The story continues to reveal many different discoveries between both Locke and Whipp, but the most important aspect of the story is the romantic relationship developed between the two characters. Their shared pain is reflective of the times and brings them closer together.
A compelling story also deserves authenticity, and this series surely possesses that. In fact, Hugo Blick, writer and director of the series, reached out to IllumiNative (a Native woman-led racial and social justice organization) and their CEO Crystal Echo Hawk, for input on the historical accuracy of the completed scripts. They provided contacts in the Pawnee and Cheyenne Nations, who recounted historical and cultural information about the First Nations for the show.
Other indications of authenticity come from several elements, but the cast is one key element in the brilliant storytelling of this series. The lead, Chaske Spencer as Whipp, is a descendent of the First Nations, along with many other cast members of Indigenous descent, such as William Belleau (plays Kills on Water, Newsweek Article on Belleau), Tonantzin Carmelo (plays Touching Ground), Kimberly Guerrero (plays Katie Clarke), Gary Farmer (plays John Clarke), and others.
As of late in the industry, there has been a rise of shows with Indigenous representation, such as Reservation Dogs, Dark Winds, Prey (2022), Slash/Back (2022), and Rutherford Falls. Now, The English joined the initiative with a fantastic representation of cluvies!
The English paints different shades and complexities that, are prevalent during the time of western exploration in the United States, and what truly happened to Native American culture, during that time. The depiction of the betrayal, regret, and suffering from what the Native people endured, especially when their own people turned against them, is rarely seen on the screen. When it comes down to it, The English explores what happens when power is unchecked and how those who seem powerless, have more strength than most through their convictions for justice.
Even with my dislike of westerns as a little girl, particularly the prejudices weaved throughout those narratives, The English has inspired me to reassess my own perspective on westerns. It is a more interesting period than what I first perceived when I was younger. And, as with any good filmmaking, it has inspired me to create my own films on Indigenous people.
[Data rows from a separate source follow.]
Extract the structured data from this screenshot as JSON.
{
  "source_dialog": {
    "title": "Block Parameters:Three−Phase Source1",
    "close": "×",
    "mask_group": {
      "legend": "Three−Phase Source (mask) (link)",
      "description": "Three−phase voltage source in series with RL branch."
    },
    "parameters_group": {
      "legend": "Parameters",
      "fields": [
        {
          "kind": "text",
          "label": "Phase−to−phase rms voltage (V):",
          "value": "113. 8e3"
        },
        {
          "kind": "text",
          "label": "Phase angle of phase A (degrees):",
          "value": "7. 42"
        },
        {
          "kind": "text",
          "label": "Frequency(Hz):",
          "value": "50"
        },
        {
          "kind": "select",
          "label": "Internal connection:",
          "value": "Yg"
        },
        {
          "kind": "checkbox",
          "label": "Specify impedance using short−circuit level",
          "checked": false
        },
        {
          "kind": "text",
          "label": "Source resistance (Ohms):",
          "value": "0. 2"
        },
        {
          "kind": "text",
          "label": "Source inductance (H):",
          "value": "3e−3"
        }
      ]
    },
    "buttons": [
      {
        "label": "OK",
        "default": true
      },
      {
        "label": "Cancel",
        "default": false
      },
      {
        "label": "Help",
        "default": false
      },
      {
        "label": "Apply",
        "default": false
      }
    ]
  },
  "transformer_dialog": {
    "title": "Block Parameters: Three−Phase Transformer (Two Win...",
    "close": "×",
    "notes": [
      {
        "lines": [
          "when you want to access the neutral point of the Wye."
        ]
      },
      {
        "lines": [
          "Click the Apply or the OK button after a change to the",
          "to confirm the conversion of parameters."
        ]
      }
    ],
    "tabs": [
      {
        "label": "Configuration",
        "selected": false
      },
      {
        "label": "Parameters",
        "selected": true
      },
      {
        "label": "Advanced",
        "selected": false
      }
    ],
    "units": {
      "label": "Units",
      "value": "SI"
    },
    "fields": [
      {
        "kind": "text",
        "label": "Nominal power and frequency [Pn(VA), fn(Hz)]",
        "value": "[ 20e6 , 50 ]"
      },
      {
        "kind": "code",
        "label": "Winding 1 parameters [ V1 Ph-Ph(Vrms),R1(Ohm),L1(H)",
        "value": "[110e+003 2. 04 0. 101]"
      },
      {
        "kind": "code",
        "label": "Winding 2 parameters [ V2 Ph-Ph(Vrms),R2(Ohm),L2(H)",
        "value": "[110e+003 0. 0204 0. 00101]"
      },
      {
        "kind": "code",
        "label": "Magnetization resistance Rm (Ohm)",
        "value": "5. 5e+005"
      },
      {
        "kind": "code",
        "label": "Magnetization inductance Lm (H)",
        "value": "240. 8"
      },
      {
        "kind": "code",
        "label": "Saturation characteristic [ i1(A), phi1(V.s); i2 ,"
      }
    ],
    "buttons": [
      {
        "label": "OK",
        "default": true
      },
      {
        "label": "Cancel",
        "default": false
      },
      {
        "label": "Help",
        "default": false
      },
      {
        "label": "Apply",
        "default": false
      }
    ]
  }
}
Ultimately, it challenges the perspective of our country, and how our ignorance of Native Americans’ suffering, and strength still endures. This needs to change, and The English gives me some hope that, our perspective is shifting for the better. Moving forward, I hope we create more films that, depict and honor the strength of the Native American spirit in the same way as The English has done. The First Nations deserve respect, and film representation is a powerful mechanism to show, the true beauty of Indigenous people, who have been unfairly treated for far too long. Let’s cherish, and honor the First Nations’ ancestry, or in Pawnee: ‘tataciksta.’